(Yes, I realize that this now makes anything I have to say about the boots potentially biased.  But I wouldn't work for a company whose product I didn't believe in and couldn't be honest about.)

Outside of Horses

One of my challenges has been time management and finding a way to be able to do everything I love.  I have a myriad of interests and passions (and obligations).  After horses, my second passion is for cooking.  I grew up with a mom that loves to cook and a father that loves to grill, and the kitchen was never off-limits to me.  Spending time in the kitchen is one of my ways to decompress and relax, and I'm constantly searching out new and interesting recipes.  No, this isn't a food blog...but some of my more ride-relevant creations might warrant an occasional post.

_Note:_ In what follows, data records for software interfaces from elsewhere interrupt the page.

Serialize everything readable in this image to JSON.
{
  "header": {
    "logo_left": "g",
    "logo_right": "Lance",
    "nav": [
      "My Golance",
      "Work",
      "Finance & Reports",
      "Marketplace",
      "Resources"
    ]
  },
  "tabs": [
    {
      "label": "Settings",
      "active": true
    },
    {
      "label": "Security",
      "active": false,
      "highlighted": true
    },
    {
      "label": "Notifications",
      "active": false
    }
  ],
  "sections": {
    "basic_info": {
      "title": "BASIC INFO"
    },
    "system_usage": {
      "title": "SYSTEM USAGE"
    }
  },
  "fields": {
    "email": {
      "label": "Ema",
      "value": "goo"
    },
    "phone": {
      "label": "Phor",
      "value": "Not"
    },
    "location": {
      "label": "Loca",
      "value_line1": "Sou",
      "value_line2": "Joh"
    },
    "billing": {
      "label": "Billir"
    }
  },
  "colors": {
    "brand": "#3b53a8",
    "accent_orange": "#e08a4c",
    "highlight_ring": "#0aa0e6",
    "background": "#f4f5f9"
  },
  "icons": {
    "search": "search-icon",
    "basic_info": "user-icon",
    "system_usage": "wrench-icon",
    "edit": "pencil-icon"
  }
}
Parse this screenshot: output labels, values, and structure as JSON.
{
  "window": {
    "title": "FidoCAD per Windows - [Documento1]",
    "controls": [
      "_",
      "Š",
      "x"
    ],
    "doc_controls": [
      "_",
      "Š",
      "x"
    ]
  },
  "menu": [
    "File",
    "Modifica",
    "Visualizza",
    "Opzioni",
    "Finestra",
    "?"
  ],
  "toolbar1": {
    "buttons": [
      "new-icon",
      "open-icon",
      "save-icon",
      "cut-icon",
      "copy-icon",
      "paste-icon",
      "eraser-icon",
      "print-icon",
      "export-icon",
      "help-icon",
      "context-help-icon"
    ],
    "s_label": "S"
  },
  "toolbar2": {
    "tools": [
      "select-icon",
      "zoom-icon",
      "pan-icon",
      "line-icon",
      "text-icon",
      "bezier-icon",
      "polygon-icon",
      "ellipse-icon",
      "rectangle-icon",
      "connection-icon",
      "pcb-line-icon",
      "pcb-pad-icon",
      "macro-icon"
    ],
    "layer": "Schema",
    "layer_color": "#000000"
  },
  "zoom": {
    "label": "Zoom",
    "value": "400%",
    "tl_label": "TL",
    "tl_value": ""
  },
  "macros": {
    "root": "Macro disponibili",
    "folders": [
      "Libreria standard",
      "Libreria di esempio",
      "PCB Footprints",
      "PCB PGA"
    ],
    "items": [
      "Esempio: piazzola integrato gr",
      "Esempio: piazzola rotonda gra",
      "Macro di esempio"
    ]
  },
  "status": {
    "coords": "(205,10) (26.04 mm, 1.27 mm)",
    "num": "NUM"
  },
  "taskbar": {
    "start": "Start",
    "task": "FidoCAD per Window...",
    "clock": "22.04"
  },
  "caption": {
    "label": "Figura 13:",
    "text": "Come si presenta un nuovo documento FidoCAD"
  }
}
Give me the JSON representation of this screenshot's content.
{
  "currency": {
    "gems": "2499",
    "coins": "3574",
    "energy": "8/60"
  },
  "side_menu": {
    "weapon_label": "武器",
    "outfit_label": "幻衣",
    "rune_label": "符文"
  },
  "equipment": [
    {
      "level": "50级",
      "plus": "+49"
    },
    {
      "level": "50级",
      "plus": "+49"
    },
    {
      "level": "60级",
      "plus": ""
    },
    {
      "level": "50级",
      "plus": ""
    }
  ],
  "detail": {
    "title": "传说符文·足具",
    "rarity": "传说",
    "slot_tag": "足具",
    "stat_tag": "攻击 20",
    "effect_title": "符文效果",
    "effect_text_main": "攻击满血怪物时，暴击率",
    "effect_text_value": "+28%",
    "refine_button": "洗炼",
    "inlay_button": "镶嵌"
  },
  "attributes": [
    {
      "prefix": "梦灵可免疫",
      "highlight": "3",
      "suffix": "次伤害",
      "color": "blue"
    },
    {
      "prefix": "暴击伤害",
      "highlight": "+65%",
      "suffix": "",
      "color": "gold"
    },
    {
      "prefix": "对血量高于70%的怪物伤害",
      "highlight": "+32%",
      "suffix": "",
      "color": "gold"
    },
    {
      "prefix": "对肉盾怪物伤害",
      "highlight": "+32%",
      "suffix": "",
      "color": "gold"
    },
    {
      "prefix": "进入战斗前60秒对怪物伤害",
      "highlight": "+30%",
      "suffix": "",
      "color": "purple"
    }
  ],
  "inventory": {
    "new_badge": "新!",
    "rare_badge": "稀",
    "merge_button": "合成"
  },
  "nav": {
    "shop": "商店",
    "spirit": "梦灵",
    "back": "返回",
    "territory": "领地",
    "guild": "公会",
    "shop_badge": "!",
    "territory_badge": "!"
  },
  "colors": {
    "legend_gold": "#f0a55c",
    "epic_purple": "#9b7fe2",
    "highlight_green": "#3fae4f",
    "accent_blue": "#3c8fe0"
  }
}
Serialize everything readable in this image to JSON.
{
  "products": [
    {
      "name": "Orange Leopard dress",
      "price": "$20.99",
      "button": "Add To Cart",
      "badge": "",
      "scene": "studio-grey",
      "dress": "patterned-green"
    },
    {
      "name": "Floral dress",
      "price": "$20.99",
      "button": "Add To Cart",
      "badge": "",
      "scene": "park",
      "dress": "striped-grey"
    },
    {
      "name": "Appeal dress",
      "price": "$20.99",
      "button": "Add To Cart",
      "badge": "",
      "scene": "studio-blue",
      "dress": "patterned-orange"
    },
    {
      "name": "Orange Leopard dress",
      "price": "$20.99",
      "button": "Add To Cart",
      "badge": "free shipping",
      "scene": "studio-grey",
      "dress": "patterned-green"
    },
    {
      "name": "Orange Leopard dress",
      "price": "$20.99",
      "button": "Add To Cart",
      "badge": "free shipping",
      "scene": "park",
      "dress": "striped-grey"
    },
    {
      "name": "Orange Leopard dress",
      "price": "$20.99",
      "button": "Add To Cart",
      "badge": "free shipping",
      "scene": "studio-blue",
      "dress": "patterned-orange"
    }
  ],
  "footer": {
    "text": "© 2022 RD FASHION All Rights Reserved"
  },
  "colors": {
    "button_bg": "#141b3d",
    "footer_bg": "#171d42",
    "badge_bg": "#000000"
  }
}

Music is another hobby.  Again, I come from a musical family, and I've found my outlet in the form of the guitar.  At the moment, I'm self-taught and slow-going, but because it's something I'm doing for myself, it doesn't matter how long it takes.  I also love listening to music, and regularly abuse my vehicle speakers and iPod earbuds.  There's not much I won't listen to (rap, hip-hop and the like need not apply), but I grew up on coutnry music and will always have a soft spot in my heart for it.  These days, I'm more partial to "outlaw country," a perfect blend of country and rock.  Look for my "Music To Ride By" posts periodically, when I find a fantastic artist or song that I just have to share.

I'm still finding new ways to improve (and new ways to screw up!), but that's all part of the life of learning one gets when dedicating their lives to their horses.  This blog is my way to chronicle that journey...and I hope you'll join me.